Regal Busways is a bus operator based in Cooksmill Green, Essex. Regal Busways was incorporated in July 2001 and based in Newhaven, East Sussex; the company's main business was the undertaking of rail replacement work at weekends. In February 2002 a business review was undertaken and the business relocated to Essex. In April 2002 Regal Busways commenced operating services under contract to Essex County Council. Following the loss of most of its contracted work in mid-2017, it last commercial routes were withdrawn in December 2017; the only route retained was an ECC contracted service in Basildon. As at October 2013, Regal Busways operated 62 routes. By January 2018 this was down to one; the fleet livery was maroon. This was replaced in 2010 by a red livery. Regal Busways operated depots in Cooksmill Green and Rochford. On 16 May 2013, an Alexander ALX400 bodied Dennis Trident 2 collided with the railway bridge at Duke Street, resulting in the entire upper deck roof being torn away. There were no injuries to the two passengers aboard, although the driver was treated for shock at the scene.
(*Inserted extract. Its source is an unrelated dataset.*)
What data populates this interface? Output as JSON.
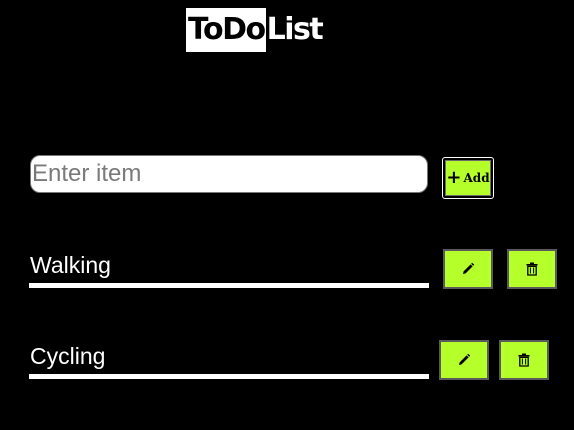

In 2014, an Alexander ALX400 bodied Dennis Trident collided with the railway bridge at Battlesbridge, resulting in a large hole and minor injuries to a passenger. Media related to Regal Busways at Wikimedia Commons Company website Flickr historical gallery
Christopher "Kip" Forbes is vice chairman of the Forbes Publishing company. He attended St. Mark's School in Southborough and Princeton University, his brother is Steve Forbes, who has made multiple runs for the U. S. written some in-depth political and economic narratives. Always interested in art and collecting, he worked with his father Malcolm Forbes restoring the Château de Balleroy in Normandy and Old Battersea House in London, England. Mr. Forbes has written numerous books and catalogues about art and collecting, including Fabergé: The Forbes Collection, co-authored with Robyn Tromeur and published by Hugh Lauter Levin. On December 5, 1985, Kip Forbes paid the highest price recorded for a single bottle of wine. Hardy Rodenstock put one of the'recently discovered' "Th. J." bottles up for auction at Christie's in London: a bottle of 1787 Château Lafite engraved "1787 Lafitte Th. J.". The bottles had been found in a walled-up old cellar, were engraved with vintage years from the late eighteenth century.
This had in itself been an interesting find for a collector of old wines, but the bottles were engraved with the initials, "Th. J.", taken as an indication that they had belonged to Thomas Jefferson. Jefferson was an active oenophile and wine collector, who spent much time in France during the 1780s and whose interest in wine is well documented; the auction catalogue listed the value as "inestimable", it was sold for 105,000 pound sterling, which as of 2007, still remains the worldwide auction record for a single bottle of wine. Christopher Forbes was bidding against Marvin Shanken of Wine Spectator Magazine, with Michael Broadbent handling the gavel at the auction. Rodenstock is in court charged with perpetrating large-scale wine fraud, it is alleged that the Thomas Jefferson bottles are fake and multiple experts and various pieces of evidence support this conclusion. Rodenstock has refused to allow the German magazine Stern to have the wine's veracity tested at its expense. A book, The Billionaire's Vinegar, has been published about the affair, although it has been withdrawn from the UK market following legal action by Michael Broadbent.
The film rights to both the book and a New Yorker article about the scandal have been purchased